Setting and Participants — Pregnant women of Ontario, Canada, aged 14-50 years who delivered at ≥ 20-weeks gestation between April 1, 2002 and March 31, 2015.
Exposure — Preeclampsia, gestational hypertension, or neither.
Outcomes — The primary outcome was AKI with receipt of dialysis (AKI-D) ≥ 90 days after delivery. The main secondary outcome was AKI based on a hospitalization with a diagnostic code for AKI ≥ 90 days after delivery.
Analytical Approach — Time-dependent Cox proportional and cause-specific hazards models were used to evaluate the relationship between HDP and outcomes of interest. Models were adjusted for baseline and time-varying covariates.

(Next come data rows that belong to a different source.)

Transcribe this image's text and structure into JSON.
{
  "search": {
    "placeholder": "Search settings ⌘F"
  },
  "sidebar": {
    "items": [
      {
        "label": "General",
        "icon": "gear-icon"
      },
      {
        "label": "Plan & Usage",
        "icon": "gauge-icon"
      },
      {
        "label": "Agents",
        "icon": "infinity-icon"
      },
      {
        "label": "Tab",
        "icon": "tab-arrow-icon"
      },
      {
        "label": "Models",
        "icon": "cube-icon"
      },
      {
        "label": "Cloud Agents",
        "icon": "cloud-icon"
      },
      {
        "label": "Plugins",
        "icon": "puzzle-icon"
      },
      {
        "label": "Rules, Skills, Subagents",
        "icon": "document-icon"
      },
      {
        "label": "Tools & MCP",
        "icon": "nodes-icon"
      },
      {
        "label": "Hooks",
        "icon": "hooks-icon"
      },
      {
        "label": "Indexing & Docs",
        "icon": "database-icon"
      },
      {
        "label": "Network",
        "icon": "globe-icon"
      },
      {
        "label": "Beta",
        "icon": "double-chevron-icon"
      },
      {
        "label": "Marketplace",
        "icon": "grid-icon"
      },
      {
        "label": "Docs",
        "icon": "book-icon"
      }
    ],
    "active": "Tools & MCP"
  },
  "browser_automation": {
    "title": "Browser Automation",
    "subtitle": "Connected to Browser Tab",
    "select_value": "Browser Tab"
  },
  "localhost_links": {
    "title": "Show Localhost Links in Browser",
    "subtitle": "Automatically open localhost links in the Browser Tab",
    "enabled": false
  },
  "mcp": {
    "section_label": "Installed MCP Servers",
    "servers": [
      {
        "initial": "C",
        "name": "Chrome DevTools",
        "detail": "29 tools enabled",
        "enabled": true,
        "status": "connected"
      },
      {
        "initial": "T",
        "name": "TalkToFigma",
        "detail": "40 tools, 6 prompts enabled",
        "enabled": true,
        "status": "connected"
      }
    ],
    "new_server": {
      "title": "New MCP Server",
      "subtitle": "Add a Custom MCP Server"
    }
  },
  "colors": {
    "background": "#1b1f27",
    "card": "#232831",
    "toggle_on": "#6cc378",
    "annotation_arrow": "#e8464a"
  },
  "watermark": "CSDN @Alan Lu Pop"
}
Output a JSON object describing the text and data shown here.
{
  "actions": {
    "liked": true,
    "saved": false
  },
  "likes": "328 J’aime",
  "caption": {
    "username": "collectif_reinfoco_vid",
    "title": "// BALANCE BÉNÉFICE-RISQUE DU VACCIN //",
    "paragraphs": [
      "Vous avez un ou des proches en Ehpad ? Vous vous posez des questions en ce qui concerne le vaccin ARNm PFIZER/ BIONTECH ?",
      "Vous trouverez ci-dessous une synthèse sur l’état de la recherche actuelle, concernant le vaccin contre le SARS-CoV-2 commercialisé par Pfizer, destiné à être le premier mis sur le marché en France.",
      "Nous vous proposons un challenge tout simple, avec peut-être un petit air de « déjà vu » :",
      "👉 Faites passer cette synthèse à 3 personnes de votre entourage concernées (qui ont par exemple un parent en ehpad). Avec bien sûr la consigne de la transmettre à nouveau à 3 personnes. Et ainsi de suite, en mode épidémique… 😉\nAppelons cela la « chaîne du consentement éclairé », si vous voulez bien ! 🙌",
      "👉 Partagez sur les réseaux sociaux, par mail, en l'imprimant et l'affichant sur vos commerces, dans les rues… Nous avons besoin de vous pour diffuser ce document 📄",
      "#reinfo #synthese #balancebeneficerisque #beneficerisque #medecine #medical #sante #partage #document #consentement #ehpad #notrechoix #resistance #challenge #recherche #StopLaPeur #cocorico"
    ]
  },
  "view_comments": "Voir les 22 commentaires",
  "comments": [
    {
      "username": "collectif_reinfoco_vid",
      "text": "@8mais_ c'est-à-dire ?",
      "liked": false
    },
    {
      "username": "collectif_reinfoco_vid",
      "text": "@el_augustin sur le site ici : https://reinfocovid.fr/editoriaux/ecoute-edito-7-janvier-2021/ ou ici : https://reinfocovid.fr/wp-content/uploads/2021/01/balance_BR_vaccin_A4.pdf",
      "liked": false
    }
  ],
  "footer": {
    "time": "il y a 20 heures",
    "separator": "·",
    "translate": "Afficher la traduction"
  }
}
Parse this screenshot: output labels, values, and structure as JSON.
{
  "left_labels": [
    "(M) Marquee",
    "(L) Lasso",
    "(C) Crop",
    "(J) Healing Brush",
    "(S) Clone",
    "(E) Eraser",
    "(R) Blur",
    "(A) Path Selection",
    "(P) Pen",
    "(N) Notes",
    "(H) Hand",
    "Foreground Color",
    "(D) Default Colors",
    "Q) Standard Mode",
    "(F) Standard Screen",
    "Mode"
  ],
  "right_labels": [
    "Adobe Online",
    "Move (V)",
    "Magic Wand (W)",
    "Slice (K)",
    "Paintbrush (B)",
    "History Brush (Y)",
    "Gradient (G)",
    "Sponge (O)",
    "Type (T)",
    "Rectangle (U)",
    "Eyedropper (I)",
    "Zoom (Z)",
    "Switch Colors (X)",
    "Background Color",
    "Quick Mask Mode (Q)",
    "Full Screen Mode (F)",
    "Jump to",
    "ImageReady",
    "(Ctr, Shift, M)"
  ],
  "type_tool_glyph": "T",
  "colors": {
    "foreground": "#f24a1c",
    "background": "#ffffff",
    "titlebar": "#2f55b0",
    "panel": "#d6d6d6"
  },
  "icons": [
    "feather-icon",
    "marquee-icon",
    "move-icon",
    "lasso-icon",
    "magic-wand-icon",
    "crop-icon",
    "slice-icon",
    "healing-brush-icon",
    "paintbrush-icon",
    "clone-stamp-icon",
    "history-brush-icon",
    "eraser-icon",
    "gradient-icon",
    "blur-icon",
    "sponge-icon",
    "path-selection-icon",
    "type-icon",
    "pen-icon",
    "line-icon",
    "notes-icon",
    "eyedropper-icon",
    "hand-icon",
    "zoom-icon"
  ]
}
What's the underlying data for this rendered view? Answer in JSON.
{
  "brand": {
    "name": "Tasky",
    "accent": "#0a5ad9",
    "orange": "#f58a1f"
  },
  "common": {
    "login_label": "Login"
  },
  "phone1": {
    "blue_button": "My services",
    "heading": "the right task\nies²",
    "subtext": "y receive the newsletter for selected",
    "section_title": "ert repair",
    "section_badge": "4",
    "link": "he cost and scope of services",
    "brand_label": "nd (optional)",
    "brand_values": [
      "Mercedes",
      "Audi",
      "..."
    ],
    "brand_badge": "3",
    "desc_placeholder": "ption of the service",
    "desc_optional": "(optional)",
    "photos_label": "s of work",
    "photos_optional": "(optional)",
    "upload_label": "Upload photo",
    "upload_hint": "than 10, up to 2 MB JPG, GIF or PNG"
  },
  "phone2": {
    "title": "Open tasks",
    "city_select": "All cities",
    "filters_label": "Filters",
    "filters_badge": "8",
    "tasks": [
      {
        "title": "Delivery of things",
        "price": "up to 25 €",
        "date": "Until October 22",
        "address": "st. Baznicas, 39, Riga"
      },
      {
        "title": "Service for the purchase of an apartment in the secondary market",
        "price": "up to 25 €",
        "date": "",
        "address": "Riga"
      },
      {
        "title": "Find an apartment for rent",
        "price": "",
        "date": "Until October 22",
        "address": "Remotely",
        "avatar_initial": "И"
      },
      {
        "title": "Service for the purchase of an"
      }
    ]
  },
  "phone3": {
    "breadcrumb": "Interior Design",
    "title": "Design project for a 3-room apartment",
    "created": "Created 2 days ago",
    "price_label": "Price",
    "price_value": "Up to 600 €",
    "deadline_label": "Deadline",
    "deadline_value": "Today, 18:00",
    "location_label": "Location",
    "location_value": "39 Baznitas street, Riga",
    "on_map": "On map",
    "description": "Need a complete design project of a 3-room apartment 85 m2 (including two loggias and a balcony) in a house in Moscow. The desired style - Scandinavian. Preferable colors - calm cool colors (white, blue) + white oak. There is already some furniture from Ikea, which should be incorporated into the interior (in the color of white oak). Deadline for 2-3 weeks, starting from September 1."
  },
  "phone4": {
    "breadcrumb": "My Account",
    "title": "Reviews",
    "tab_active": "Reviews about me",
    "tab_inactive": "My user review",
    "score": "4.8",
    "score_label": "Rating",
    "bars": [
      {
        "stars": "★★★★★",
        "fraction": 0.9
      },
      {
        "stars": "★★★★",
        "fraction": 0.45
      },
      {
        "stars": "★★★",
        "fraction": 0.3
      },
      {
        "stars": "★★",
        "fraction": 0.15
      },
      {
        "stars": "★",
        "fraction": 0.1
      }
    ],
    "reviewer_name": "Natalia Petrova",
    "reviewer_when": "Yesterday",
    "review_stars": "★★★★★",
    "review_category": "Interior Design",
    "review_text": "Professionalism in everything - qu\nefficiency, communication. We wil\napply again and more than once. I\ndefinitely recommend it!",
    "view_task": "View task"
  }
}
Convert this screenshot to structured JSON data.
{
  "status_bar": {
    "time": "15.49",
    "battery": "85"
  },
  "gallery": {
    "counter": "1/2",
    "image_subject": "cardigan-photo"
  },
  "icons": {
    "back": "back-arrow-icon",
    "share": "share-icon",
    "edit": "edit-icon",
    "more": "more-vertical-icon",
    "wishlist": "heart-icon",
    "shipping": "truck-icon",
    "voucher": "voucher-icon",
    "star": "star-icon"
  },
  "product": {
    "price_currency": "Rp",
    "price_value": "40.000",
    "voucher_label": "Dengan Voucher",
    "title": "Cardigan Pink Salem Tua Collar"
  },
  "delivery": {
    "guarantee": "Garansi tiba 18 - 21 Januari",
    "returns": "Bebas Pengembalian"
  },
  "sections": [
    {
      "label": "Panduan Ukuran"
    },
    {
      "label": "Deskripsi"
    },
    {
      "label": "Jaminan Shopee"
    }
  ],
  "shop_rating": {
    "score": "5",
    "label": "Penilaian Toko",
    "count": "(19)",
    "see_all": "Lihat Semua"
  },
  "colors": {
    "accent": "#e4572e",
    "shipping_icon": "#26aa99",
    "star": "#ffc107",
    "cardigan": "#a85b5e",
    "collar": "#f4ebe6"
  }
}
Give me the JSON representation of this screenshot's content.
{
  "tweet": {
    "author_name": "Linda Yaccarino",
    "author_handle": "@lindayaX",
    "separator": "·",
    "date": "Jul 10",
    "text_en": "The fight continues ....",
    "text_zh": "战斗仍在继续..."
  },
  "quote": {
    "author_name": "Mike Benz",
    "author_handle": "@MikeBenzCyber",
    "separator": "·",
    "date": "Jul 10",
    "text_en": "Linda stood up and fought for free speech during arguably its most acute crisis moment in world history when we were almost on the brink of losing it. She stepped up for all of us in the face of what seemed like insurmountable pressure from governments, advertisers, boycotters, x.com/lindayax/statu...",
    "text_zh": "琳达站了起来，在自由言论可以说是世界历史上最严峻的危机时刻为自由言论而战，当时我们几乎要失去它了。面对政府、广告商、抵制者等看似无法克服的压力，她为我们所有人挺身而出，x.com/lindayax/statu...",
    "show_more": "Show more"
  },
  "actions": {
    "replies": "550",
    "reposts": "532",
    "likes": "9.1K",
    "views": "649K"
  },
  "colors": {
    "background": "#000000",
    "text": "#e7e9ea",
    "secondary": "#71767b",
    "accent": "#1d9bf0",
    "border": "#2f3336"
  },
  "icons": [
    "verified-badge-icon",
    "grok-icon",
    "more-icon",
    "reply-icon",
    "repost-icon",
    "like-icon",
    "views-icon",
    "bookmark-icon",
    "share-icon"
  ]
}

Results — Our cohort comprised 1,142,656 women and 1,826,235 deliveries, of which 1.7% were associated with gestational hypertension and 4.4% with preeclampsia. After a mean follow-up of 6.7 years, there were 322 episodes of AKI-D (0.41 per 10,000 person-years), and 1598 episodes of AKI based on diagnostic codes (2.04 per 10,000 person-years). After adjustment, neither preeclampsia nor gestational hypertension was associated with AKI-D. Preeclampsia was associated with AKI (HR 1.22, 95% CI 1.03-1.45) but gestational hypertension was not.
Limitations — Retrospective design and possible unmeasured confounding. Cases of HDPs and AKI may have been undetected.
Conclusions — Preeclampsia was a risk factor for AKI occurring ≥ 90 days after delivery. Our findings suggest the potential importance of obtaining a pregnancy history as part of a comprehensive risk profile for acute kidney disease and suggest that women with a history of HDP may benefit from monitoring of kidney function.